▸ Work instruction
Where the data below contains pictures, omit them; output the rest word for word.

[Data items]

· · · · · · ·

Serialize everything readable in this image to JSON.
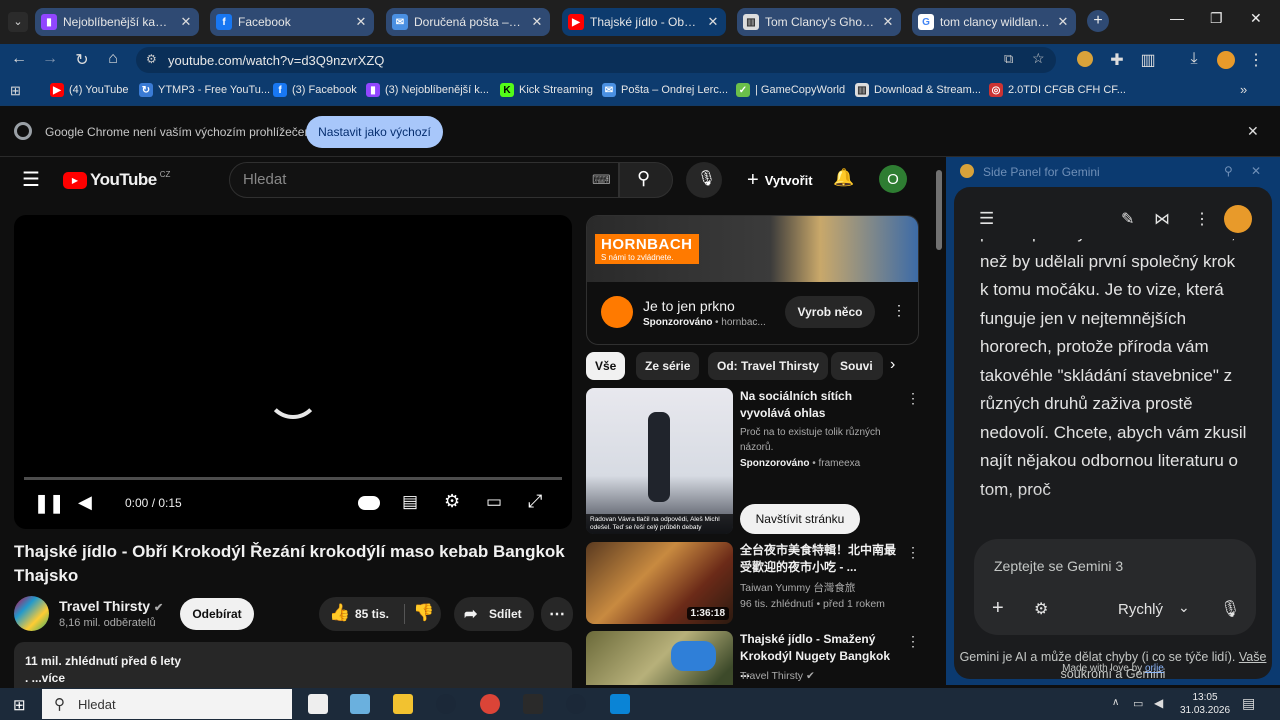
{
  "browser": {
    "tabs": [
      {
        "title": "Nejoblíbenější kanály - Twitch",
        "icon": "twitch-icon"
      },
      {
        "title": "Facebook",
        "icon": "facebook-icon"
      },
      {
        "title": "Doručená pošta – Ondrej",
        "icon": "mail-icon"
      },
      {
        "title": "Thajské jídlo - Obří Krokodýl",
        "icon": "youtube-icon"
      },
      {
        "title": "Tom Clancy's Ghost Recon",
        "icon": "store-icon"
      },
      {
        "title": "tom clancy wildlands - Hledat",
        "icon": "google-icon"
      }
    ],
    "url": "youtube.com/watch?v=d3Q9nzvrXZQ",
    "bookmarks": [
      {
        "label": "(4) YouTube"
      },
      {
        "label": "YTMP3 - Free YouTu..."
      },
      {
        "label": "(3) Facebook"
      },
      {
        "label": "(3) Nejoblíbenější k..."
      },
      {
        "label": "Kick Streaming"
      },
      {
        "label": "Pošta – Ondrej Lerc..."
      },
      {
        "label": "| GameCopyWorld"
      },
      {
        "label": "Download & Stream..."
      },
      {
        "label": "2.0TDI CFGB CFH CF..."
      }
    ],
    "infobar": {
      "message": "Google Chrome není vaším výchozím prohlížečem",
      "button": "Nastavit jako výchozí"
    }
  },
  "youtube": {
    "logo": "YouTube",
    "region": "CZ",
    "search_placeholder": "Hledat",
    "create": "Vytvořit",
    "avatar_letter": "O",
    "player": {
      "time": "0:00 / 0:15",
      "progress": 0
    },
    "title": "Thajské jídlo - Obří Krokodýl Řezání krokodýlí maso kebab Bangkok Thajsko",
    "channel": {
      "name": "Travel Thirsty",
      "subs": "8,16 mil. odběratelů",
      "subscribe": "Odebírat"
    },
    "likes": "85 tis.",
    "share": "Sdílet",
    "description": {
      "stats": "11 mil. zhlédnutí  před 6 lety",
      "more": ". ...více"
    },
    "ad": {
      "brand": "HORNBACH",
      "slogan": "S námi to zvládnete.",
      "headline": "Je to jen prkno",
      "sponsored": "Sponzorováno",
      "domain": "hornbac...",
      "cta": "Vyrob něco"
    },
    "chips": [
      "Vše",
      "Ze série",
      "Od: Travel Thirsty",
      "Souvi"
    ],
    "related": [
      {
        "title": "Na sociálních sítích vyvolává ohlas",
        "line2": "Proč na to existuje tolik různých názorů.",
        "line3": "Sponzorováno",
        "line3b": "frameexa",
        "cta": "Navštívit stránku",
        "caption": "Radovan Vávra tlačil na odpovědi, Aleš Michl odešel. Teď se řeší celý průběh debaty"
      },
      {
        "title": "全台夜市美食特輯！北中南最受歡迎的夜市小吃 - ...",
        "line2": "Taiwan Yummy 台灣食旅",
        "line3": "96 tis. zhlédnutí • před 1 rokem",
        "duration": "1:36:18"
      },
      {
        "title": "Thajské jídlo - Smažený Krokodýl Nugety Bangkok ...",
        "line2": "Travel Thirsty"
      }
    ]
  },
  "gemini": {
    "header": "Side Panel for Gemini",
    "text": "prostě praskly kosti v nohách dřív, než by udělali první společný krok k tomu močáku. Je to vize, která funguje jen v nejtemnějších hororech, protože příroda vám takovéhle \"skládání stavebnice\" z různých druhů zaživa prostě nedovolí. Chcete, abych vám zkusil najít nějakou odbornou literaturu o tom, proč",
    "input_placeholder": "Zeptejte se Gemini 3",
    "mode": "Rychlý",
    "disclaimer": "Gemini je AI a může dělat chyby (i co se týče lidí).",
    "privacy_link": "Vaše soukromí a Gemini",
    "made_with": "Made with love by",
    "made_by": "orlie"
  },
  "taskbar": {
    "search": "Hledat",
    "time": "13:05",
    "date": "31.03.2026"
  },
  "colors": {
    "tab_bg": "#2f4a73",
    "chrome_bar": "#0d3b6e",
    "yt_red": "#ff0000",
    "accent_blue": "#a8c7fa"
  }
}
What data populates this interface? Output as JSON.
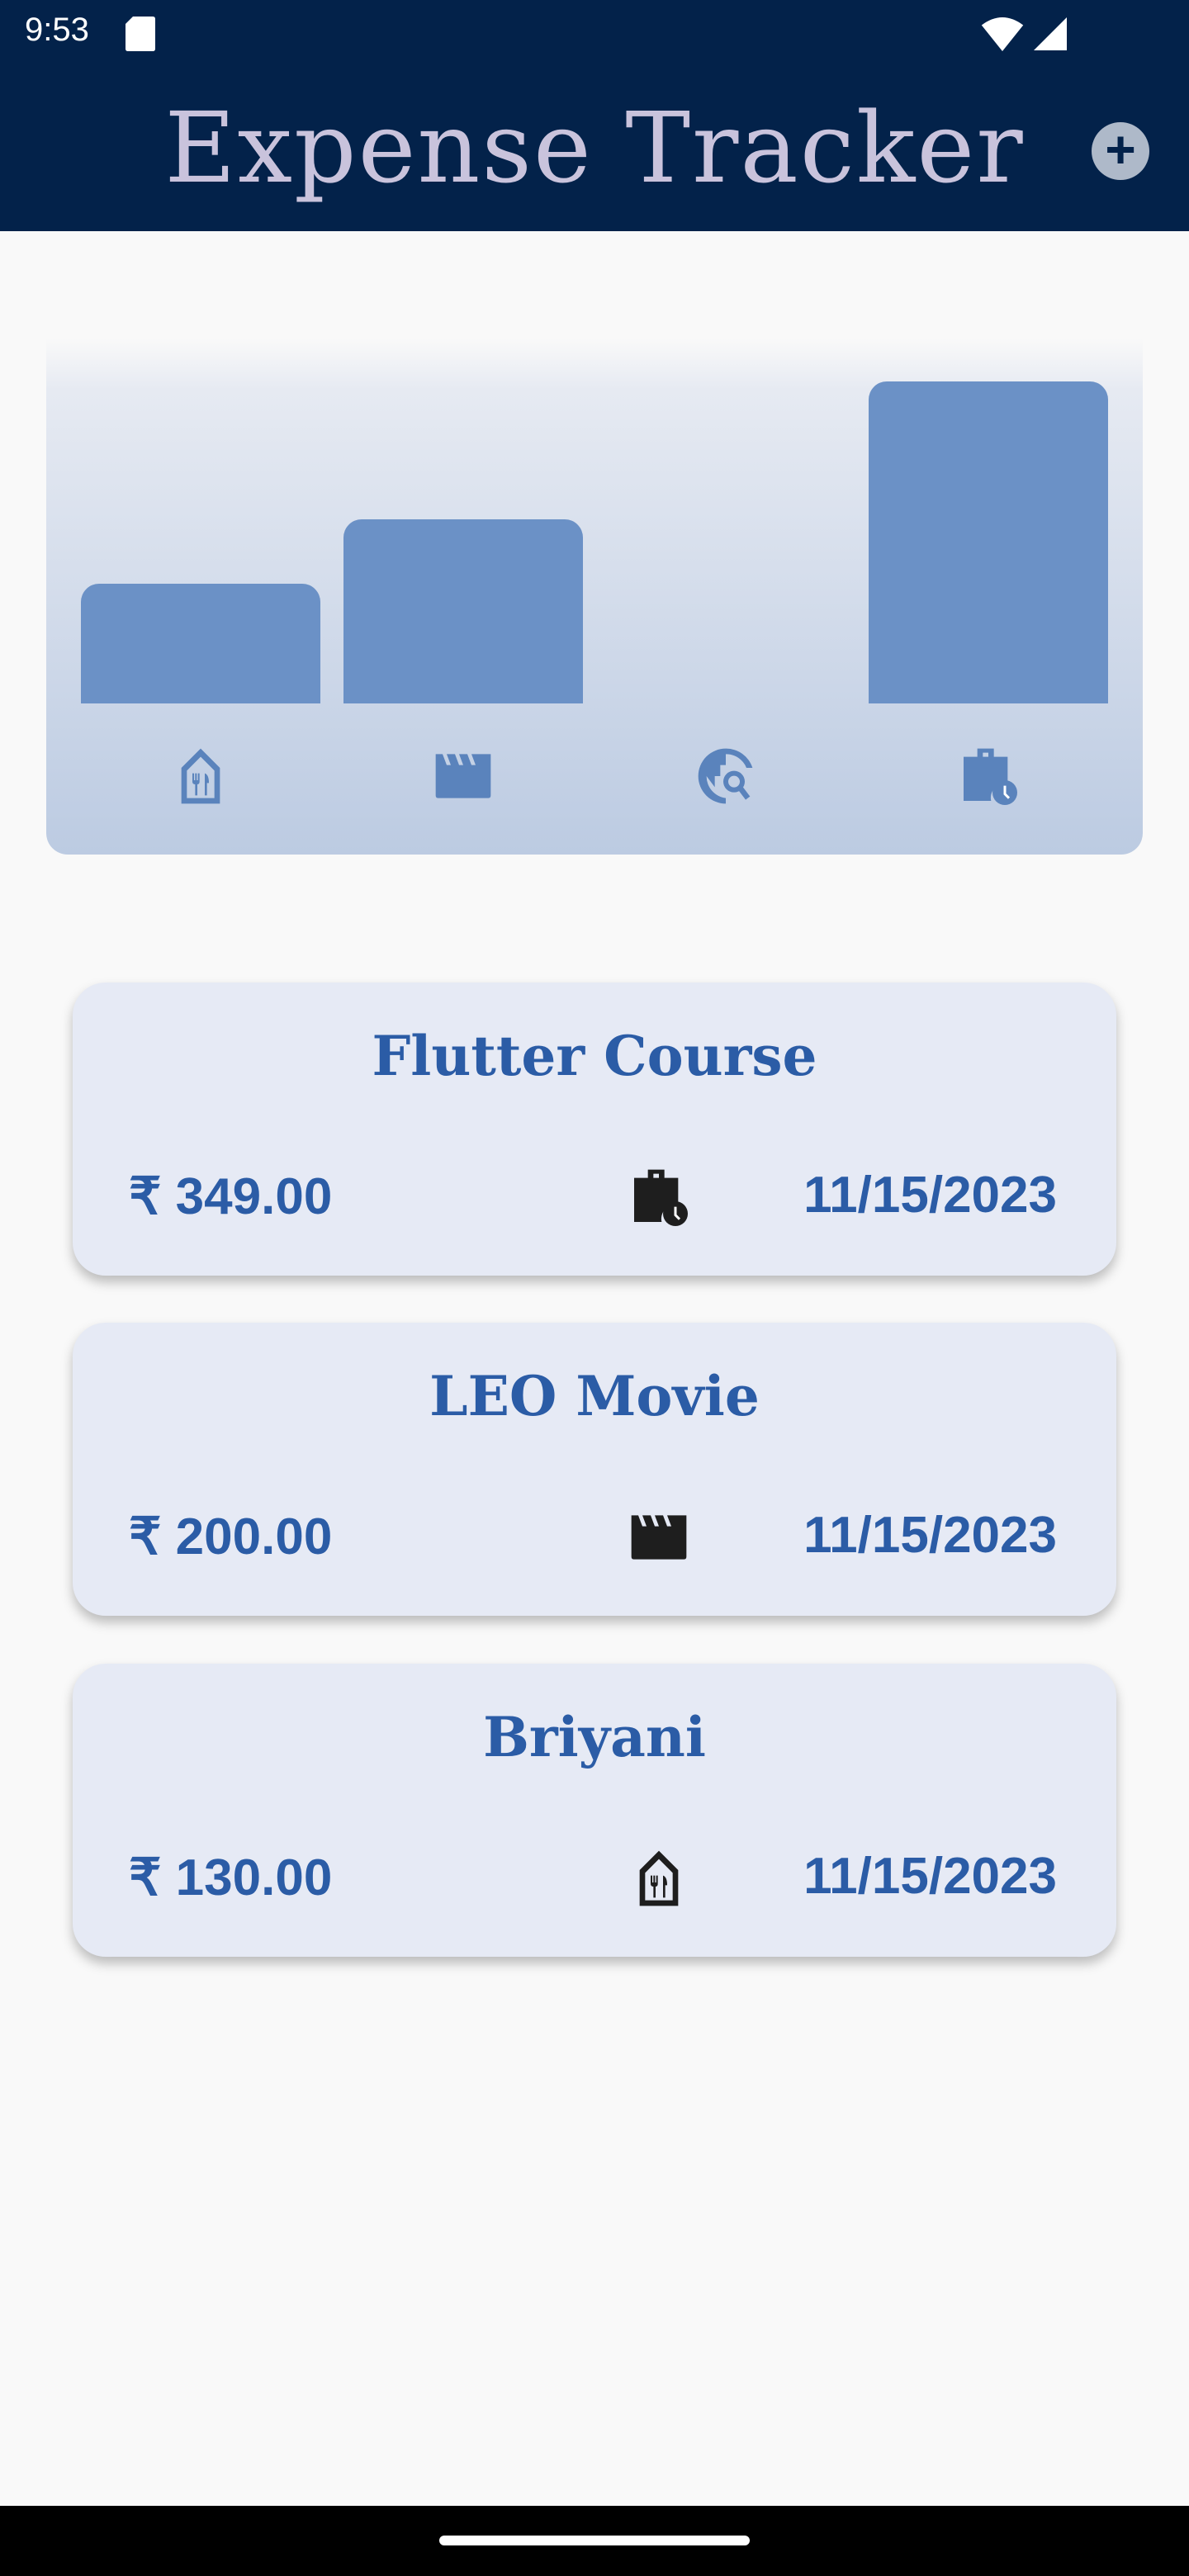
{
  "status_bar": {
    "time": "9:53"
  },
  "app_bar": {
    "title": "Expense Tracker",
    "add_icon": "add-circle-icon"
  },
  "colors": {
    "app_bar": "#03224a",
    "accent": "#2b5ca6",
    "bar": "#6b91c6",
    "card": "#e6eaf5"
  },
  "chart_data": {
    "type": "bar",
    "categories": [
      "food",
      "leisure",
      "travel",
      "work"
    ],
    "category_icons": [
      "restaurant-icon",
      "movie-icon",
      "travel-explore-icon",
      "work-history-icon"
    ],
    "values": [
      130,
      200,
      0,
      349
    ],
    "ylim": [
      0,
      349
    ],
    "grid": false
  },
  "expenses": [
    {
      "title": "Flutter Course",
      "amount": "₹ 349.00",
      "date": "11/15/2023",
      "category": "work",
      "icon": "work-history-icon"
    },
    {
      "title": "LEO Movie",
      "amount": "₹ 200.00",
      "date": "11/15/2023",
      "category": "leisure",
      "icon": "movie-icon"
    },
    {
      "title": "Briyani",
      "amount": "₹ 130.00",
      "date": "11/15/2023",
      "category": "food",
      "icon": "restaurant-icon"
    }
  ]
}
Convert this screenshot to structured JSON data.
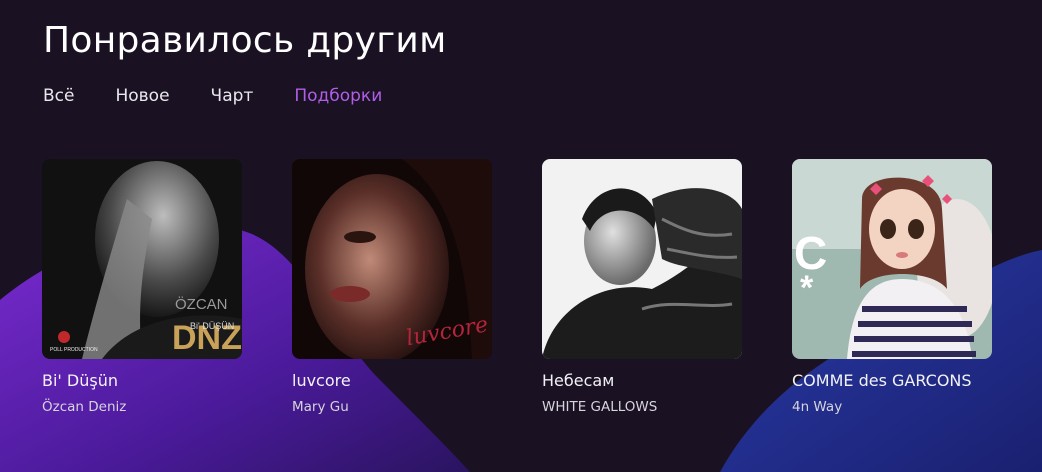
{
  "page_title": "Понравилось другим",
  "tabs": [
    {
      "label": "Всё",
      "active": false
    },
    {
      "label": "Новое",
      "active": false
    },
    {
      "label": "Чарт",
      "active": false
    },
    {
      "label": "Подборки",
      "active": true
    }
  ],
  "cards": [
    {
      "title": "Bi' Düşün",
      "artist": "Özcan Deniz",
      "cover_text": [
        "ÖZCAN",
        "DNZ",
        "Bi' DÜŞÜN",
        "POLL PRODUCTION"
      ]
    },
    {
      "title": "luvcore",
      "artist": "Mary Gu",
      "cover_text": [
        "luvcore"
      ]
    },
    {
      "title": "Небесам",
      "artist": "WHITE GALLOWS",
      "cover_text": []
    },
    {
      "title": "COMME des GARCONS",
      "artist": "4n Way",
      "cover_text": [
        "C",
        "*"
      ]
    }
  ],
  "colors": {
    "background": "#1a1122",
    "accent": "#b15ee8",
    "wave_left": "#6a22b8",
    "wave_right": "#2a3a9a"
  }
}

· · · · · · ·

▸ Answer box
Serialize everything readable in this image to JSON.
{
  "browser": {
    "tabs": [
      {
        "title": "Nejoblíbenější kanály - Twitch",
        "icon": "twitch-icon"
      },
      {
        "title": "Facebook",
        "icon": "facebook-icon"
      },
      {
        "title": "Doručená pošta – Ondrej",
        "icon": "mail-icon"
      },
      {
        "title": "Thajské jídlo - Obří Krokodýl",
        "icon": "youtube-icon"
      },
      {
        "title": "Tom Clancy's Ghost Recon",
        "icon": "store-icon"
      },
      {
        "title": "tom clancy wildlands - Hledat",
        "icon": "google-icon"
      }
    ],
    "url": "youtube.com/watch?v=d3Q9nzvrXZQ",
    "bookmarks": [
      {
        "label": "(4) YouTube"
      },
      {
        "label": "YTMP3 - Free YouTu..."
      },
      {
        "label": "(3) Facebook"
      },
      {
        "label": "(3) Nejoblíbenější k..."
      },
      {
        "label": "Kick Streaming"
      },
      {
        "label": "Pošta – Ondrej Lerc..."
      },
      {
        "label": "| GameCopyWorld"
      },
      {
        "label": "Download & Stream..."
      },
      {
        "label": "2.0TDI CFGB CFH CF..."
      }
    ],
    "infobar": {
      "message": "Google Chrome není vaším výchozím prohlížečem",
      "button": "Nastavit jako výchozí"
    }
  },
  "youtube": {
    "logo": "YouTube",
    "region": "CZ",
    "search_placeholder": "Hledat",
    "create": "Vytvořit",
    "avatar_letter": "O",
    "player": {
      "time": "0:00 / 0:15",
      "progress": 0
    },
    "title": "Thajské jídlo - Obří Krokodýl Řezání krokodýlí maso kebab Bangkok Thajsko",
    "channel": {
      "name": "Travel Thirsty",
      "subs": "8,16 mil. odběratelů",
      "subscribe": "Odebírat"
    },
    "likes": "85 tis.",
    "share": "Sdílet",
    "description": {
      "stats": "11 mil. zhlédnutí  před 6 lety",
      "more": ". ...více"
    },
    "ad": {
      "brand": "HORNBACH",
      "slogan": "S námi to zvládnete.",
      "headline": "Je to jen prkno",
      "sponsored": "Sponzorováno",
      "domain": "hornbac...",
      "cta": "Vyrob něco"
    },
    "chips": [
      "Vše",
      "Ze série",
      "Od: Travel Thirsty",
      "Souvi"
    ],
    "related": [
      {
        "title": "Na sociálních sítích vyvolává ohlas",
        "line2": "Proč na to existuje tolik různých názorů.",
        "line3": "Sponzorováno",
        "line3b": "frameexa",
        "cta": "Navštívit stránku",
        "caption": "Radovan Vávra tlačil na odpovědi, Aleš Michl odešel. Teď se řeší celý průběh debaty"
      },
      {
        "title": "全台夜市美食特輯！北中南最受歡迎的夜市小吃 - ...",
        "line2": "Taiwan Yummy 台灣食旅",
        "line3": "96 tis. zhlédnutí • před 1 rokem",
        "duration": "1:36:18"
      },
      {
        "title": "Thajské jídlo - Smažený Krokodýl Nugety Bangkok ...",
        "line2": "Travel Thirsty"
      }
    ]
  },
  "gemini": {
    "header": "Side Panel for Gemini",
    "text": "prostě praskly kosti v nohách dřív, než by udělali první společný krok k tomu močáku. Je to vize, která funguje jen v nejtemnějších hororech, protože příroda vám takovéhle \"skládání stavebnice\" z různých druhů zaživa prostě nedovolí. Chcete, abych vám zkusil najít nějakou odbornou literaturu o tom, proč",
    "input_placeholder": "Zeptejte se Gemini 3",
    "mode": "Rychlý",
    "disclaimer": "Gemini je AI a může dělat chyby (i co se týče lidí).",
    "privacy_link": "Vaše soukromí a Gemini",
    "made_with": "Made with love by",
    "made_by": "orlie"
  },
  "taskbar": {
    "search": "Hledat",
    "time": "13:05",
    "date": "31.03.2026"
  },
  "colors": {
    "tab_bg": "#2f4a73",
    "chrome_bar": "#0d3b6e",
    "yt_red": "#ff0000",
    "accent_blue": "#a8c7fa"
  }
}
What data populates this interface? Output as JSON.
{
  "status_bar": {
    "time": "9:53"
  },
  "app_bar": {
    "title": "Expense Tracker",
    "add_icon": "add-circle-icon"
  },
  "colors": {
    "app_bar": "#03224a",
    "accent": "#2b5ca6",
    "bar": "#6b91c6",
    "card": "#e6eaf5"
  },
  "chart_data": {
    "type": "bar",
    "categories": [
      "food",
      "leisure",
      "travel",
      "work"
    ],
    "category_icons": [
      "restaurant-icon",
      "movie-icon",
      "travel-explore-icon",
      "work-history-icon"
    ],
    "values": [
      130,
      200,
      0,
      349
    ],
    "ylim": [
      0,
      349
    ],
    "grid": false
  },
  "expenses": [
    {
      "title": "Flutter Course",
      "amount": "₹ 349.00",
      "date": "11/15/2023",
      "category": "work",
      "icon": "work-history-icon"
    },
    {
      "title": "LEO Movie",
      "amount": "₹ 200.00",
      "date": "11/15/2023",
      "category": "leisure",
      "icon": "movie-icon"
    },
    {
      "title": "Briyani",
      "amount": "₹ 130.00",
      "date": "11/15/2023",
      "category": "food",
      "icon": "restaurant-icon"
    }
  ]
}
Convert this screenshot to structured JSON data.
{
  "page_title": "Понравилось другим",
  "tabs": [
    {
      "label": "Всё",
      "active": false
    },
    {
      "label": "Новое",
      "active": false
    },
    {
      "label": "Чарт",
      "active": false
    },
    {
      "label": "Подборки",
      "active": true
    }
  ],
  "cards": [
    {
      "title": "Bi' Düşün",
      "artist": "Özcan Deniz",
      "cover_text": [
        "ÖZCAN",
        "DNZ",
        "Bi' DÜŞÜN",
        "POLL PRODUCTION"
      ]
    },
    {
      "title": "luvcore",
      "artist": "Mary Gu",
      "cover_text": [
        "luvcore"
      ]
    },
    {
      "title": "Небесам",
      "artist": "WHITE GALLOWS",
      "cover_text": []
    },
    {
      "title": "COMME des GARCONS",
      "artist": "4n Way",
      "cover_text": [
        "C",
        "*"
      ]
    }
  ],
  "colors": {
    "background": "#1a1122",
    "accent": "#b15ee8",
    "wave_left": "#6a22b8",
    "wave_right": "#2a3a9a"
  }
}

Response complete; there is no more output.